“Rescue attempts take away valuable resources that could be spent on saving structures and trying to take the offense to suppress fire activity,” Griswold said. “As the years of drought have persisted, the burning conditions have become more critical and we have huge challenges in this area. The 2003 and 2007 fires burned hotter and faster than anything we’ve ever seen before. I think a lot of people were taken by surprise.”

Technically, fire and police officials cannot force people to leave their home against their will, unless they have minor children. And there are times that it might be safe to stay, Griswold said.

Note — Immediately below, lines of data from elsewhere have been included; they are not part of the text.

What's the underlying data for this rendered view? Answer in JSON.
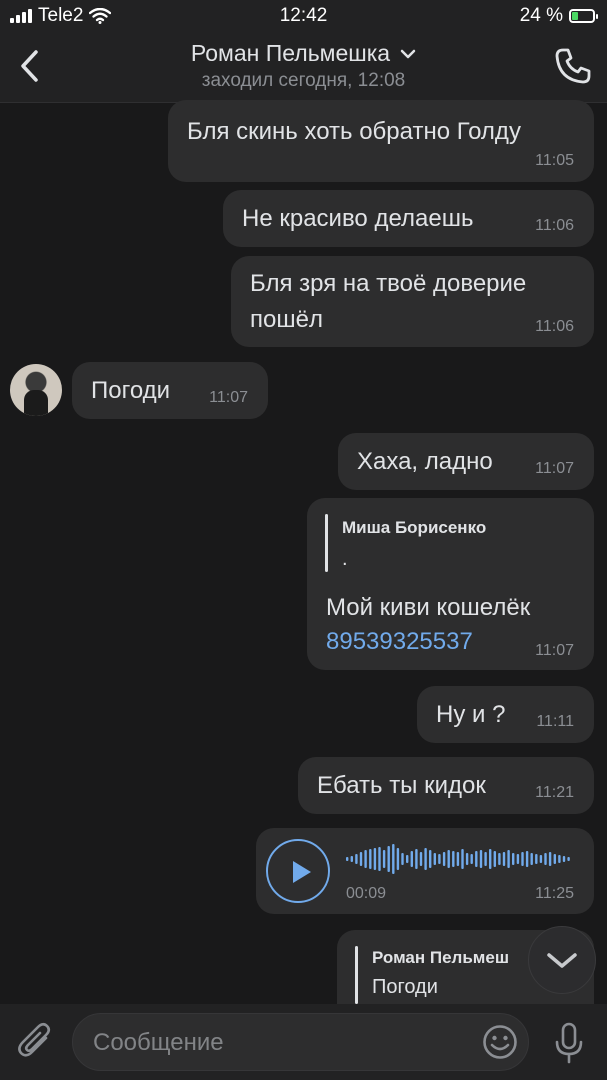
{
  "status_bar": {
    "carrier": "Tele2",
    "time": "12:42",
    "battery": "24 %",
    "battery_level": 0.24
  },
  "header": {
    "title": "Роман Пельмешка",
    "subtitle": "заходил сегодня, 12:08"
  },
  "messages": [
    {
      "text": "Бля скинь хоть обратно Голду",
      "time": "11:05",
      "side": "out"
    },
    {
      "text": "Не красиво делаешь",
      "time": "11:06",
      "side": "out"
    },
    {
      "text_line1": "Бля зря на твоё доверие",
      "text_line2": "пошёл",
      "time": "11:06",
      "side": "out"
    },
    {
      "text": "Погоди",
      "time": "11:07",
      "side": "in"
    },
    {
      "text": "Хаха, ладно",
      "time": "11:07",
      "side": "out"
    },
    {
      "reply_name": "Миша Борисенко",
      "reply_text": ".",
      "text": "Мой киви кошелёк",
      "phone": "89539325537",
      "time": "11:07",
      "side": "out"
    },
    {
      "text": "Ну и ?",
      "time": "11:11",
      "side": "out"
    },
    {
      "text": "Ебать ты кидок",
      "time": "11:21",
      "side": "out"
    },
    {
      "type": "voice",
      "duration": "00:09",
      "time": "11:25",
      "side": "out"
    },
    {
      "reply_name": "Роман Пельмеш",
      "reply_text": "Погоди",
      "side": "out"
    }
  ],
  "composer": {
    "placeholder": "Сообщение"
  },
  "colors": {
    "background": "#19191a",
    "bubble": "#2d2d2e",
    "accent": "#71aaeb",
    "text": "#e1e3e6",
    "muted": "#8b8e93"
  },
  "icons": [
    "signal-icon",
    "wifi-icon",
    "battery-icon",
    "back-arrow-icon",
    "chevron-down-icon",
    "phone-icon",
    "play-icon",
    "scroll-down-icon",
    "paperclip-icon",
    "emoji-icon",
    "mic-icon"
  ]
}
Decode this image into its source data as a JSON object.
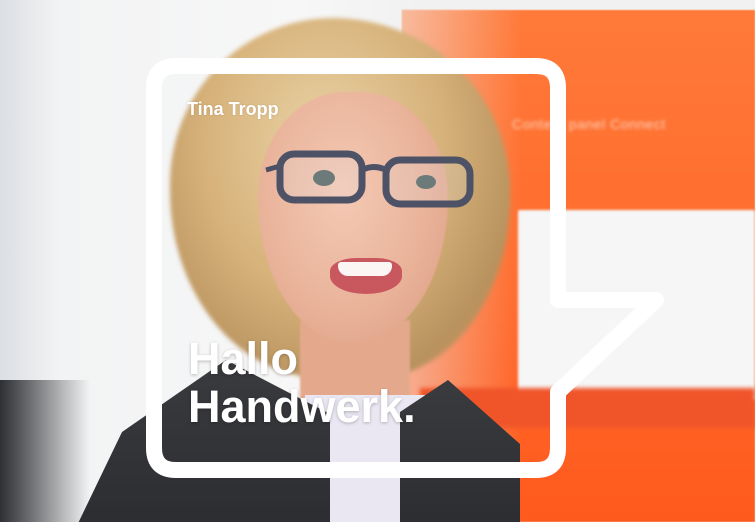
{
  "photo": {
    "subject": "woman-with-glasses-portrait",
    "background_accent": "#ff6a2a",
    "background_text": "Content panel Connect"
  },
  "frame": {
    "color": "#ffffff",
    "shape": "speech-bubble"
  },
  "caption": {
    "name": "Tina Tropp"
  },
  "headline": {
    "line1": "Hallo",
    "line2": "Handwerk."
  }
}
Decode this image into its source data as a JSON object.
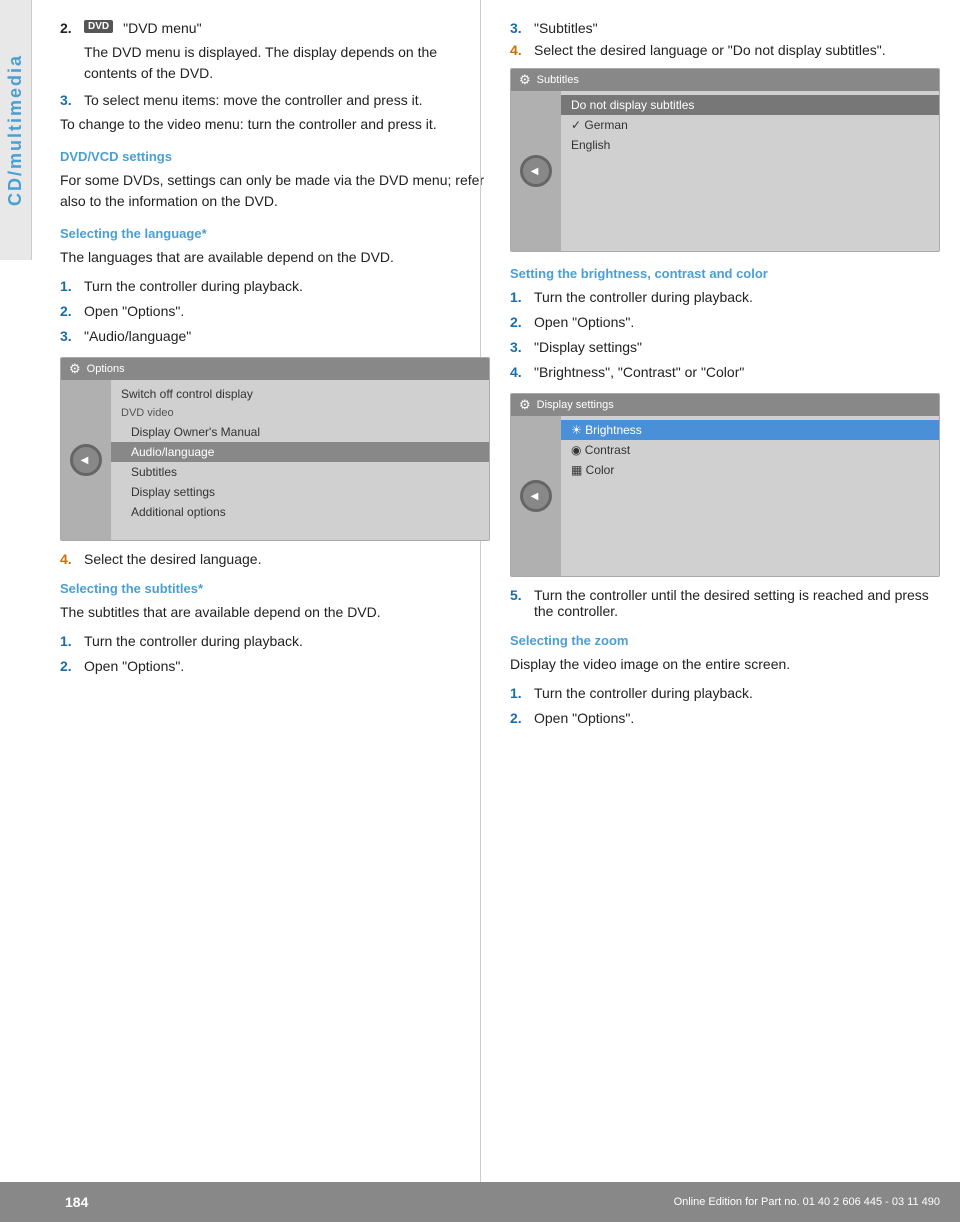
{
  "sidebar": {
    "label": "CD/multimedia"
  },
  "page": {
    "number": "184",
    "footer": "Online Edition for Part no. 01 40 2 606 445 - 03 11 490"
  },
  "left_col": {
    "step2": {
      "icon": "DVD",
      "text": "\"DVD menu\""
    },
    "step2_desc": "The DVD menu is displayed. The display depends on the contents of the DVD.",
    "step3": {
      "text": "To select menu items: move the controller and press it."
    },
    "change_note": "To change to the video menu: turn the controller and press it.",
    "dvd_vcd_heading": "DVD/VCD settings",
    "dvd_vcd_desc": "For some DVDs, settings can only be made via the DVD menu; refer also to the information on the DVD.",
    "language_heading": "Selecting the language*",
    "language_desc": "The languages that are available depend on the DVD.",
    "lang_steps": [
      {
        "num": "1.",
        "text": "Turn the controller during playback."
      },
      {
        "num": "2.",
        "text": "Open \"Options\"."
      },
      {
        "num": "3.",
        "text": "\"Audio/language\""
      }
    ],
    "options_mockup": {
      "title": "Options",
      "items": [
        {
          "text": "Switch off control display",
          "type": "normal"
        },
        {
          "text": "DVD video",
          "type": "section-label"
        },
        {
          "text": "Display Owner's Manual",
          "type": "indented"
        },
        {
          "text": "Audio/language",
          "type": "highlighted indented"
        },
        {
          "text": "Subtitles",
          "type": "indented"
        },
        {
          "text": "Display settings",
          "type": "indented"
        },
        {
          "text": "Additional options",
          "type": "indented"
        }
      ]
    },
    "step4_lang": {
      "num": "4.",
      "text": "Select the desired language."
    },
    "subtitles_heading": "Selecting the subtitles*",
    "subtitles_desc": "The subtitles that are available depend on the DVD.",
    "subtitle_steps": [
      {
        "num": "1.",
        "text": "Turn the controller during playback."
      },
      {
        "num": "2.",
        "text": "Open \"Options\"."
      }
    ]
  },
  "right_col": {
    "step3_sub": {
      "num": "3.",
      "text": "\"Subtitles\""
    },
    "step4_sub": {
      "num": "4.",
      "text": "Select the desired language or \"Do not display subtitles\"."
    },
    "subtitles_mockup": {
      "title": "Subtitles",
      "items": [
        {
          "text": "Do not display subtitles",
          "type": "highlighted"
        },
        {
          "text": "✓ German",
          "type": "normal"
        },
        {
          "text": "English",
          "type": "normal"
        }
      ]
    },
    "brightness_heading": "Setting the brightness, contrast and color",
    "brightness_steps": [
      {
        "num": "1.",
        "text": "Turn the controller during playback."
      },
      {
        "num": "2.",
        "text": "Open \"Options\"."
      },
      {
        "num": "3.",
        "text": "\"Display settings\""
      },
      {
        "num": "4.",
        "text": "\"Brightness\", \"Contrast\" or \"Color\""
      }
    ],
    "display_mockup": {
      "title": "Display settings",
      "items": [
        {
          "text": "☀ Brightness",
          "type": "highlighted"
        },
        {
          "text": "◉ Contrast",
          "type": "normal"
        },
        {
          "text": "▦ Color",
          "type": "normal"
        }
      ]
    },
    "step5_brightness": {
      "num": "5.",
      "text": "Turn the controller until the desired setting is reached and press the controller."
    },
    "zoom_heading": "Selecting the zoom",
    "zoom_desc": "Display the video image on the entire screen.",
    "zoom_steps": [
      {
        "num": "1.",
        "text": "Turn the controller during playback."
      },
      {
        "num": "2.",
        "text": "Open \"Options\"."
      }
    ]
  }
}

“But when an evacuation is ordered, we don’t have time to go to each homeowner and say, ‘You’ve got clearance, it’s OK for you to stay, but it’s not OK for your neighbor. They must leave.”

Senate passes bill that includes $4M for belly tanks for National Guard Blackhawk helicopters

Most of the National Guard Blackhawk helicopters that I have seen dropping water on fires have used a collapsible bucket hanging from a very short line, about 25-30′ long. The prop wash from the rotor blades blows the fire all over the place.

That’s why I was pleased to see an earmark in the 2010 Department of Defense Appropriations Bill that allocates $4,160,00 for fixed belly tanks for National Guard Blackhawk helicopters.

Funding would be used for engineering, evaluation and procurement of the Recoil UH-60 Blackhawk Helicopter R60 Wildland Fire-Fighting Tank System (900 gallon) for the Army National Guard (ARNG). This is in an aim to make R60 tanks become organic equipment of the ARNG be distributed nationwide to State Army National Guard to support and respond to wildland fires.